Sea-level rises, which increase the impact of tsunamis on coastal communities, are “one more reason to increase the pace of our work,” he said.
“The link is that sea-level rise increases the impact of tsunamis,” he added.
Authorities in Alexandria, Istanbul, Marseille, Cannes and Chipiona are working on “tsunami-ready” preparedness, including evacuation signs and procedures, as well as plans for warning tourists, he said.
“We want 100 percent of communities, where there is a proven hazard, to be ready to respond by 2030,” he said. “They will have evacuation maps, they will have carried out exercises and they will already have in place 24-hour alerts.”
Alerts were triggered about 10 minutes after an earthquake hit, he said, and could take the form of anything from bullhorns to WhatsApp messages.
“If it’s a local tsunami, you have 20 minutes maximum before the first wave hits. The second wave is larger and comes 40 minutes after the first one. You still have the possibility of escape,” he said.
Women on Thursday officially joined a so-called “naked festival” at a shrine in central Japan for the first time in the event’s 1,250-year history, donning purple robes and chanting excitedly as they bore a large bamboo trunk as an offering. Seven groups of women took part in the ritual which is said to drive away evil spirits and where participants pray for happiness. Despite its name, those taking part are not naked. Many women wore “Happi Coats” (robes that reach to the hips) and shorts that are typically worn at Japanese festivals, although men just wore loincloths similar to those worn by
DECLINE: About 27 million Argentines are poor, of which 15 percent are mired in ‘destitution,’ meaning they cannot adequately cover their food needs, a study showed Poverty levels last month skyrocketed to 57.4 percent of Argentina’s population of 46 million, the highest rate in 20 years, a study by the Catholic University of Argentina (UCA) showed. The findings quickly unleashed accusations between Argentina’s former vice president Cristina Fernandez de Kirchner and the government of President Javier Milei, who came to power announcing a series of shock measures aimed at tackling the country’s severe crisis. About 27 million people in Argentina are poor and 15 percent of those are mired in “destitution,” meaning they cannot adequately cover their food needs, according to the study released over the weekend. The UCA’s

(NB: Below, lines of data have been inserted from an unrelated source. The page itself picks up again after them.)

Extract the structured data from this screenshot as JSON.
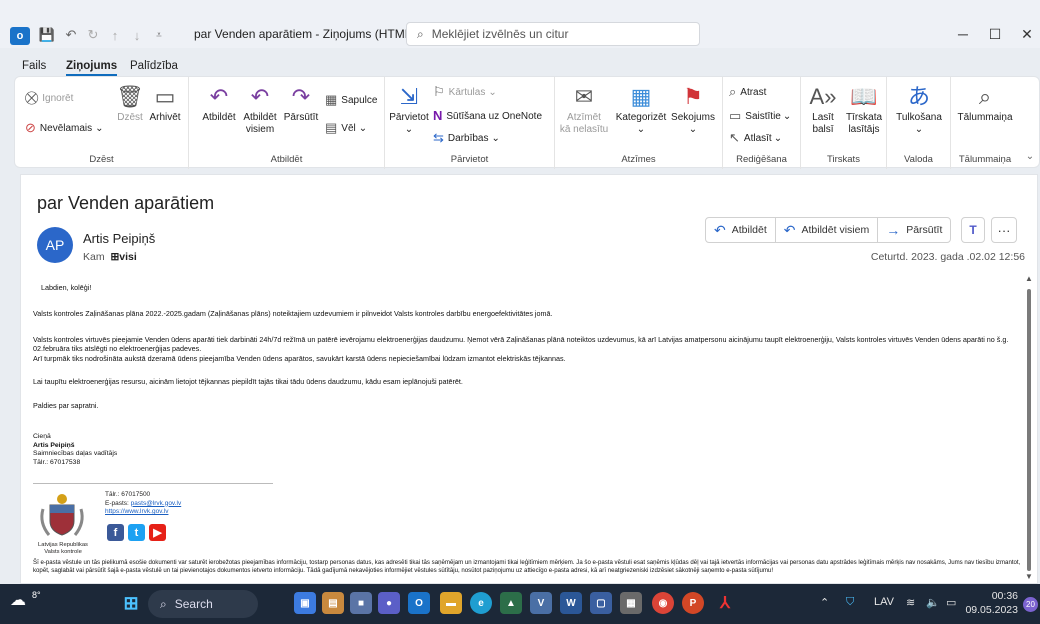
{
  "window": {
    "title": "par Venden aparātiem  -  Ziņojums (HTML)",
    "search_placeholder": "Meklējiet izvēlnēs un citur"
  },
  "menu": [
    "Fails",
    "Ziņojums",
    "Palīdzība"
  ],
  "ribbon": {
    "groups": [
      "Dzēst",
      "Atbildēt",
      "Pārvietot",
      "Atzīmes",
      "Rediģēšana",
      "Tirskats",
      "Valoda",
      "Tālummaiņa"
    ],
    "delete": {
      "ignore": "Ignorēt",
      "junk": "Nevēlamais",
      "delete": "Dzēst",
      "archive": "Arhivēt"
    },
    "respond": {
      "reply": "Atbildēt",
      "reply_all_1": "Atbildēt",
      "reply_all_2": "visiem",
      "forward": "Pārsūtīt",
      "meeting": "Sapulce",
      "more": "Vēl"
    },
    "move": {
      "move": "Pārvietot",
      "rules": "Kārtulas",
      "onenote": "Sūtīšana uz OneNote",
      "actions": "Darbības"
    },
    "tags": {
      "unread_1": "Atzīmēt",
      "unread_2": "kā nelasītu",
      "categorize": "Kategorizēt",
      "follow": "Sekojums"
    },
    "editing": {
      "find": "Atrast",
      "related": "Saistītie",
      "select": "Atlasīt"
    },
    "immersive": {
      "read_1": "Lasīt",
      "read_2": "balsī",
      "reader_1": "Tīrskata",
      "reader_2": "lasītājs"
    },
    "language": {
      "translate": "Tulkošana"
    },
    "zoom": {
      "zoom": "Tālummaiņa"
    }
  },
  "message": {
    "subject": "par Venden aparātiem",
    "avatar": "AP",
    "sender": "Artis Peipiņš",
    "to_label": "Kam",
    "to_value": "⊞visi",
    "date": "Ceturtd. 2023. gada .02.02 12:56",
    "actions": {
      "reply": "Atbildēt",
      "reply_all": "Atbildēt visiem",
      "forward": "Pārsūtīt"
    },
    "body": [
      "Labdien, kolēģi!",
      "Valsts kontroles Zaļināšanas plāna 2022.-2025.gadam (Zaļināšanas plāns) noteiktajiem uzdevumiem ir pilnveidot Valsts kontroles darbību energoefektivitātes jomā.",
      "Valsts kontroles virtuvēs pieejamie Venden ūdens aparāti  tiek darbināti 24h/7d režīmā un patērē ievērojamu elektroenerģijas daudzumu. Ņemot vērā Zaļināšanas plānā noteiktos uzdevumus, kā arī Latvijas amatpersonu aicinājumu taupīt elektroenerģiju, Valsts kontroles virtuvēs Venden ūdens aparāti no š.g. 02.februāra tiks atslēgti no elektroenerģijas padeves.",
      "Arī turpmāk tiks nodrošināta aukstā dzeramā ūdens pieejamība Venden ūdens aparātos, savukārt karstā ūdens nepieciešamībai lūdzam izmantot elektriskās tējkannas.",
      "Lai taupītu elektroenerģijas resursu, aicinām  lietojot tējkannas  piepildīt tajās tikai tādu  ūdens daudzumu, kādu  esam ieplānojuši patērēt.",
      "Paldies par sapratni."
    ],
    "signature": {
      "closing": "Cieņā",
      "name": "Artis Peipiņš",
      "position": "Saimniecības daļas vadītājs",
      "phone": "Tālr.: 67017538"
    },
    "org": {
      "caption_1": "Latvijas Republikas",
      "caption_2": "Valsts kontrole",
      "phone": "Tālr.: 67017500",
      "email_label": "E-pasts: ",
      "email": "pasts@lrvk.gov.lv",
      "web": "https://www.lrvk.gov.lv"
    },
    "disclaimer": "Šī e-pasta vēstule un tās pielikumā esošie dokumenti var saturēt ierobežotas pieejamības informāciju, tostarp personas datus, kas adresēti tikai tās saņēmējam un izmantojami tikai leģitīmiem mērķiem. Ja šo e-pasta vēstuli esat saņēmis kļūdas dēļ vai tajā ietvertās informācijas vai personas datu apstrādes leģitīmais mērķis nav nosakāms, Jums nav tiesību izmantot, kopēt, saglabāt vai pārsūtīt šajā e-pasta vēstulē un tai pievienotajos dokumentos ietverto informāciju. Tādā gadījumā nekavējoties informējiet vēstules sūtītāju, nosūtot paziņojumu uz attiecīgo e-pasta adresi, kā arī neatgriezeniski izdzēsiet sākotnēji saņemto e-pasta sūtījumu!"
  },
  "taskbar": {
    "weather": "8°",
    "search": "Search",
    "lang": "LAV",
    "time": "00:36",
    "date": "09.05.2023",
    "badge": "20"
  }
}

Chinese police are working in the remote atoll nation of Kiribati in the Pacific Ocean, with uniformed officers involved in community policing and a crime database program, Kiribati officials told Reuters. Kiribati has not publicly announced the policing deal with China, which comes as Beijing renews a push to expand security ties in the Pacific Islands in an intensifying rivalry with the US. Kiribati, a nation of 115,000, is considered strategic despite being small, as it is relatively close to Hawaii and controls one of the biggest exclusive economic zones in the world, covering more than 3.5 million square kilometers of the
A joint air patrol by the Philippines with the US was aimed at protecting territory and national interests in the South China Sea, a Philippine military official said yesterday, after Beijing accused Manila of stirring up trouble. Philippine fighter jets and a US bomber plane flew together over the South China Sea on Monday, more than a week after their navies held joint maritime exercises in the face of simmering tensions over territorial claims in the area. INTEROPERABILITY “This is to enhance both armed forces’ interoperability and enhance the capabilities of our air force [in] performing its mandate of protecting our territory, sovereign